Some have interpreted Trump's comments as leaving the door open for military action, but, back in Washington, senior American military leaders indicate there is no active planning for a U.S. military intervention there.
On the sidelines of the UN General Assembly in New York on Tuesday, Trump said his administration was "looking very strong at Venezuela" when asked about intervention.
Then, on Wednesday, the president said "all options are on the table, every one."
"Strong ones and the less-than-strong ones," Trump told reporters before a meeting with Israeli prime minister Benjamin Netanyahu. "And you know what I mean by strong."
"I just want to see Venezuela straighten out," Trump continued. "I want the people to be safe. We're going to take care of Venezuela."
Meanwhile, Trump's military leadership has been more demure.
The president's nominee to head U.S. Southern Command (SOUTHCOM) -- the combatant command responsible for military action in South America -- told senators there were no specific military plans being drawn up by that command.

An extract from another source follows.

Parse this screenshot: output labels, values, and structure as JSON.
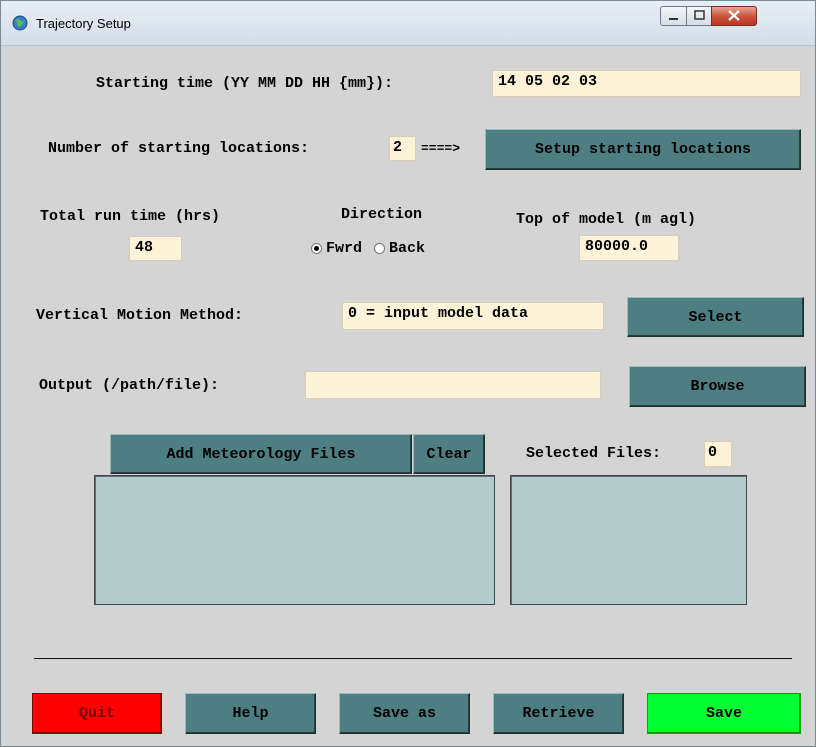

"We are not doing anything other than normal, prudent planning that a combatant command would do to prepare for a range of contingencies," Vice Adm. Craig Faller told the Senate Armed Services Committee as his confirmation hearing on Tuesday.
Asked on Wednesday about possible war plans for Venezuela, Defense Secretary James Mattis responded flatly. "Well, in fact, we do have one, it's called a hospital ship that we're sending down there."
That hospital ship is the Navy's USNS Comfort -- one of the largest trauma centers anywhere in the United States.
Mattis announced in August that the ship would head off the coast of Colombia to provide urgent medical care for Venezuelan refugees. SOUTHCOM has since said the ship will also makes stops off the coasts of Honduras, Peru, and Ecuador this fall.
An estimated 3 million Venezuelans have fled their country in the wake of a devastating economic crisis that has caused shortages of food and medical supplies. Over one million of those refugees have crossed the border into Colombia, creating what Mattis called at the time a "destabilizing impact" on the country.
"It is an absolutely a humanitarian mission, we're not sending soldiers, we're sending doctors," Mattis told reporters in August. "And it's an effort to deal with the human cost of [Venezuelan president Nicolas Maduro] and his increasingly isolated regimes."
Trump first publicly mentioned a military option for Venezuela in August of 2017, but the administration has instead focused its efforts on humanitarian aid and economic sanctions.
Speaking at the United Nations on Tuesday, Vice President Mike Pence announced an additional $48 million in U.S. aid to countries in the region affected by the Venezuelan refugee crisis. Meanwhile, in a bitter feud with the U.S., Maduro has refused all American assistance.
Also this week, the Treasury Department announced that it was targeting four individuals close to Maduro, including his wife.
ABC News' Conor Finnegan at the State Department and Luis Martinez at the Pentagon contributed to this report.